■ **Exercise goal**
The records must be returned word for word.

Page and application data records:
----
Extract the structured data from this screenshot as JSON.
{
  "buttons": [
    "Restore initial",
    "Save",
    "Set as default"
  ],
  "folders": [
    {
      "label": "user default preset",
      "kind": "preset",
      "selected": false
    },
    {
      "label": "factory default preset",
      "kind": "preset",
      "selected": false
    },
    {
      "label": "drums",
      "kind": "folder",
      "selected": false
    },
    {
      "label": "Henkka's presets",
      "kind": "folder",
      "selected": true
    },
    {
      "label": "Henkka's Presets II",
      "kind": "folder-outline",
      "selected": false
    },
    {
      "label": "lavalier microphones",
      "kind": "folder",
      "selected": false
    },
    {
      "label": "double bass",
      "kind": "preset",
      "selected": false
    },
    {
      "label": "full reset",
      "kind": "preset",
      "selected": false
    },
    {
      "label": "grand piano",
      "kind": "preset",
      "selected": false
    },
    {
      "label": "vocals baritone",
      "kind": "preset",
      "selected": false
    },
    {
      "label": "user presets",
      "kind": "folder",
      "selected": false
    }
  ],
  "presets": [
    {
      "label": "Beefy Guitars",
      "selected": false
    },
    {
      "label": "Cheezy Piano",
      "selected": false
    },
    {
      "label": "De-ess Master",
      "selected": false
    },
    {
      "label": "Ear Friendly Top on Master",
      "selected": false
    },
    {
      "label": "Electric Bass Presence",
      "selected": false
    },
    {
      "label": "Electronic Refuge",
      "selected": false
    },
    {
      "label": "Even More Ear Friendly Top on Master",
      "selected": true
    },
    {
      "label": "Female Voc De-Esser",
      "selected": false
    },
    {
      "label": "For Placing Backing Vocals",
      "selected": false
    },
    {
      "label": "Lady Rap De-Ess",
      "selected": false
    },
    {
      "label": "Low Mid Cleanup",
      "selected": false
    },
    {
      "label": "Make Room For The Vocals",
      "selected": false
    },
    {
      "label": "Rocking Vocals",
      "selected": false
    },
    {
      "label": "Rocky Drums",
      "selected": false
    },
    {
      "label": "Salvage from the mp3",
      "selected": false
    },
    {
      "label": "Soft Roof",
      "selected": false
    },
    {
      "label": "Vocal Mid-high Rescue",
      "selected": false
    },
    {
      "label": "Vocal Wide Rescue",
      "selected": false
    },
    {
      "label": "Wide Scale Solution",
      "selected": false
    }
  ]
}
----
■ **Solution to this task**
Extract the structured data from this screenshot as JSON.
{
  "buttons": [
    "Restore initial",
    "Save",
    "Set as default"
  ],
  "folders": [
    {
      "label": "user default preset",
      "kind": "preset",
      "selected": false
    },
    {
      "label": "factory default preset",
      "kind": "preset",
      "selected": false
    },
    {
      "label": "drums",
      "kind": "folder",
      "selected": false
    },
    {
      "label": "Henkka's presets",
      "kind": "folder",
      "selected": true
    },
    {
      "label": "Henkka's Presets II",
      "kind": "folder-outline",
      "selected": false
    },
    {
      "label": "lavalier microphones",
      "kind": "folder",
      "selected": false
    },
    {
      "label": "double bass",
      "kind": "preset",
      "selected": false
    },
    {
      "label": "full reset",
      "kind": "preset",
      "selected": false
    },
    {
      "label": "grand piano",
      "kind": "preset",
      "selected": false
    },
    {
      "label": "vocals baritone",
      "kind": "preset",
      "selected": false
    },
    {
      "label": "user presets",
      "kind": "folder",
      "selected": false
    }
  ],
  "presets": [
    {
      "label": "Beefy Guitars",
      "selected": false
    },
    {
      "label": "Cheezy Piano",
      "selected": false
    },
    {
      "label": "De-ess Master",
      "selected": false
    },
    {
      "label": "Ear Friendly Top on Master",
      "selected": false
    },
    {
      "label": "Electric Bass Presence",
      "selected": false
    },
    {
      "label": "Electronic Refuge",
      "selected": false
    },
    {
      "label": "Even More Ear Friendly Top on Master",
      "selected": true
    },
    {
      "label": "Female Voc De-Esser",
      "selected": false
    },
    {
      "label": "For Placing Backing Vocals",
      "selected": false
    },
    {
      "label": "Lady Rap De-Ess",
      "selected": false
    },
    {
      "label": "Low Mid Cleanup",
      "selected": false
    },
    {
      "label": "Make Room For The Vocals",
      "selected": false
    },
    {
      "label": "Rocking Vocals",
      "selected": false
    },
    {
      "label": "Rocky Drums",
      "selected": false
    },
    {
      "label": "Salvage from the mp3",
      "selected": false
    },
    {
      "label": "Soft Roof",
      "selected": false
    },
    {
      "label": "Vocal Mid-high Rescue",
      "selected": false
    },
    {
      "label": "Vocal Wide Rescue",
      "selected": false
    },
    {
      "label": "Wide Scale Solution",
      "selected": false
    }
  ]
}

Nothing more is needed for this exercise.